== Segment start ==

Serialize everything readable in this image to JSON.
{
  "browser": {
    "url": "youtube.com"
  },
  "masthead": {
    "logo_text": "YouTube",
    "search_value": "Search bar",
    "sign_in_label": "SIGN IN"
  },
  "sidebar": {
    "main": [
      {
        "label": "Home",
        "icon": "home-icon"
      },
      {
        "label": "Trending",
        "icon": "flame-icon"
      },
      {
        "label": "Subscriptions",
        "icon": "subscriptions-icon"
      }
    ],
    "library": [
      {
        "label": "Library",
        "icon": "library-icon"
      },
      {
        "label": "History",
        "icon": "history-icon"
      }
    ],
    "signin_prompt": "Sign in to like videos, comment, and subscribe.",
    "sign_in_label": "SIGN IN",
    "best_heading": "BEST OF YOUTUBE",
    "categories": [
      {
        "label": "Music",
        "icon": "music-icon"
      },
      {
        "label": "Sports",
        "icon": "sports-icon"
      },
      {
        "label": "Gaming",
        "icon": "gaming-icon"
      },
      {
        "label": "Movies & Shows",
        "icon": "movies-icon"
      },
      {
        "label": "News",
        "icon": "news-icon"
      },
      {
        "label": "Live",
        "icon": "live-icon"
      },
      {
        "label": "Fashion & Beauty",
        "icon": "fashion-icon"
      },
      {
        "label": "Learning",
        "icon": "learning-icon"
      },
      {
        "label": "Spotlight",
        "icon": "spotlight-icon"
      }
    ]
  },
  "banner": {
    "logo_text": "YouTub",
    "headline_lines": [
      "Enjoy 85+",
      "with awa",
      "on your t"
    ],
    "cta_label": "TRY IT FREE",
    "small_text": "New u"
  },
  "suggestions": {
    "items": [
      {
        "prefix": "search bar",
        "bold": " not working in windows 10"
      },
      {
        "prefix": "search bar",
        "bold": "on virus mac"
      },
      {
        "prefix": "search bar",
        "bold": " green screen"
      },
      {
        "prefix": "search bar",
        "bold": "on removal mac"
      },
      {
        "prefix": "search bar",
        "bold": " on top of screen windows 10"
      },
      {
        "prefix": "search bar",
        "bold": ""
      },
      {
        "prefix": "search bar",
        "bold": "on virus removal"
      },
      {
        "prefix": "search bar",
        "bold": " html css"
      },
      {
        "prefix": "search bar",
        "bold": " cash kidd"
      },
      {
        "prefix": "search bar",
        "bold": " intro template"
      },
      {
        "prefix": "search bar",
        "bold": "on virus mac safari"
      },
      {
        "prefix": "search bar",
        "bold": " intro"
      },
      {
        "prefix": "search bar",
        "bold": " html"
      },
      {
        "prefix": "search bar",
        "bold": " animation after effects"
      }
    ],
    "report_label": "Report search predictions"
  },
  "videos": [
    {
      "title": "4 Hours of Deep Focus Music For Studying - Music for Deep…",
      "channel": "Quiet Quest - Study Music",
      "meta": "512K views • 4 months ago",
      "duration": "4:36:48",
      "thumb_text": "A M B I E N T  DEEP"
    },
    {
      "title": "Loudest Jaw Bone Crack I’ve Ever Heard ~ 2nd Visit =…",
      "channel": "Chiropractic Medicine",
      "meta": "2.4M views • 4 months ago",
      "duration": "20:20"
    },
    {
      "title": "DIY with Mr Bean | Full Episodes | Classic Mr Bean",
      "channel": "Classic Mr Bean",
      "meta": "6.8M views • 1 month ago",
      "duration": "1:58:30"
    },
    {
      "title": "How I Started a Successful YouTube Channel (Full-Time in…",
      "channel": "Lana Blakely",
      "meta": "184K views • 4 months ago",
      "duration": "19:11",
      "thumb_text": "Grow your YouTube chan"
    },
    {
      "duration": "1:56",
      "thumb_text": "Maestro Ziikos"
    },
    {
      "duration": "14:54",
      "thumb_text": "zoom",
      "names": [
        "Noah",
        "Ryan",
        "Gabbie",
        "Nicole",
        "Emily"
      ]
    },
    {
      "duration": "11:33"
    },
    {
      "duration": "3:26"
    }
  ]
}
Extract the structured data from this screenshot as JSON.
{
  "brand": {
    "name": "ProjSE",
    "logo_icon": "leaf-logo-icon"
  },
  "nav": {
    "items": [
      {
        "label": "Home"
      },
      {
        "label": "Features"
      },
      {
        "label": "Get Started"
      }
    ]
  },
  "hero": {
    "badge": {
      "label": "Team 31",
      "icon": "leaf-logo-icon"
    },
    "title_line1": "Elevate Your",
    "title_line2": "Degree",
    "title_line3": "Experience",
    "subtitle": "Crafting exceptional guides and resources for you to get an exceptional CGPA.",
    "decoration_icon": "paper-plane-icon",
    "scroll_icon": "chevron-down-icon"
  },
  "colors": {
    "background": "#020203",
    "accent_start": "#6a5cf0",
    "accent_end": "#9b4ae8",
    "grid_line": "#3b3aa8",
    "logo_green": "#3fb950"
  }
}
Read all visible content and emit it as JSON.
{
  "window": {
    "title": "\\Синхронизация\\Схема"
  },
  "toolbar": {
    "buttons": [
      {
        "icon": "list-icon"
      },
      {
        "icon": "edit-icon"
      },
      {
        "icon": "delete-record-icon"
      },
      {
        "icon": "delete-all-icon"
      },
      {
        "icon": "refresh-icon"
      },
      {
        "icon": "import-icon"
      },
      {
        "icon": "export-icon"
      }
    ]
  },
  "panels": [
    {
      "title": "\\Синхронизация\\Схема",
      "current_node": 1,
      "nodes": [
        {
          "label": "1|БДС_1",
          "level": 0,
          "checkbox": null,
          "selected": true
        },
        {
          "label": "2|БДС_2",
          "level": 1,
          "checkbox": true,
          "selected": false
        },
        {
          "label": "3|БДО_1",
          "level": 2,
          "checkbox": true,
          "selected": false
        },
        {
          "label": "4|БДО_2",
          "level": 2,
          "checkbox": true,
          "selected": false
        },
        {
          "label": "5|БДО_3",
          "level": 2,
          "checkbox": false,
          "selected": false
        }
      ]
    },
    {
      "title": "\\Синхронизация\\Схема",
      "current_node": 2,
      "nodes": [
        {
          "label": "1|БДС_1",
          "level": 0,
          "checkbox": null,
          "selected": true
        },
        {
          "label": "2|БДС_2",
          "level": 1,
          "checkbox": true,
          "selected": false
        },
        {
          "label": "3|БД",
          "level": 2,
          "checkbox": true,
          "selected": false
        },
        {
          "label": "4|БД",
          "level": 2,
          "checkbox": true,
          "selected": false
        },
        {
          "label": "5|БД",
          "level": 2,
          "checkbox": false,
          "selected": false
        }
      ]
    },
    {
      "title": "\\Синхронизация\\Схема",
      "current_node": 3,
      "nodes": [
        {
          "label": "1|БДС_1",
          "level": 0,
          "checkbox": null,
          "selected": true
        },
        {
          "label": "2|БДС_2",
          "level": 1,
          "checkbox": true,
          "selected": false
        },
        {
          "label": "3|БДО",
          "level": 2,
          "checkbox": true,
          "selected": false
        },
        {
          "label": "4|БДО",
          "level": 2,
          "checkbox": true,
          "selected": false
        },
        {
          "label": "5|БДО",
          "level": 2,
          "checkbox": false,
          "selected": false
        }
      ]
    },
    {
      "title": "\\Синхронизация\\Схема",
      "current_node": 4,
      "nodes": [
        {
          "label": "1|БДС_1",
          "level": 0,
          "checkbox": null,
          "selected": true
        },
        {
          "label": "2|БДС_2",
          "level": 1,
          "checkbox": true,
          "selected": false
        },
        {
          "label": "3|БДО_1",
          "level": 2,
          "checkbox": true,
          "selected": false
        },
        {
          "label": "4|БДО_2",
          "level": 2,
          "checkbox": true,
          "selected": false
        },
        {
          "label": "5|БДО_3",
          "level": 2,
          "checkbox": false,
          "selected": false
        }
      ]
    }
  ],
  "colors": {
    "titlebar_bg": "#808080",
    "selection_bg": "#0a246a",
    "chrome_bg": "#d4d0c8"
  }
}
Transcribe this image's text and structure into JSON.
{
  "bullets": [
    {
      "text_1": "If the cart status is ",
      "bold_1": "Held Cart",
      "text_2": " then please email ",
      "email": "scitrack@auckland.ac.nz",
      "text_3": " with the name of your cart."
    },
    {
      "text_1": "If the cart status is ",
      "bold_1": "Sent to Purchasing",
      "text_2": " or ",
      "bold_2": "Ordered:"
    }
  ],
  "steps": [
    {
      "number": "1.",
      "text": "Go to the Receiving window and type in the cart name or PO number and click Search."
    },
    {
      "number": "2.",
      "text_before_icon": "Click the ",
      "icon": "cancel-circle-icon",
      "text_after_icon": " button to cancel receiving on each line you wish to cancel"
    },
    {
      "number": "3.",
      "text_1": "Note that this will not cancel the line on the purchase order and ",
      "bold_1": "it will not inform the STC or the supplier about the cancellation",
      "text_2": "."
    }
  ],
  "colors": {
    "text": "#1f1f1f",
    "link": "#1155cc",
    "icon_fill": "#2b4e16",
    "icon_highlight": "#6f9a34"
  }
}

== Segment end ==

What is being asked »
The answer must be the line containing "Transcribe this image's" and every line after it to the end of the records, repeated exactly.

Answer space »
Transcribe this image's text and structure into JSON.
{
  "bullets": [
    {
      "text_1": "If the cart status is ",
      "bold_1": "Held Cart",
      "text_2": " then please email ",
      "email": "scitrack@auckland.ac.nz",
      "text_3": " with the name of your cart."
    },
    {
      "text_1": "If the cart status is ",
      "bold_1": "Sent to Purchasing",
      "text_2": " or ",
      "bold_2": "Ordered:"
    }
  ],
  "steps": [
    {
      "number": "1.",
      "text": "Go to the Receiving window and type in the cart name or PO number and click Search."
    },
    {
      "number": "2.",
      "text_before_icon": "Click the ",
      "icon": "cancel-circle-icon",
      "text_after_icon": " button to cancel receiving on each line you wish to cancel"
    },
    {
      "number": "3.",
      "text_1": "Note that this will not cancel the line on the purchase order and ",
      "bold_1": "it will not inform the STC or the supplier about the cancellation",
      "text_2": "."
    }
  ],
  "colors": {
    "text": "#1f1f1f",
    "link": "#1155cc",
    "icon_fill": "#2b4e16",
    "icon_highlight": "#6f9a34"
  }
}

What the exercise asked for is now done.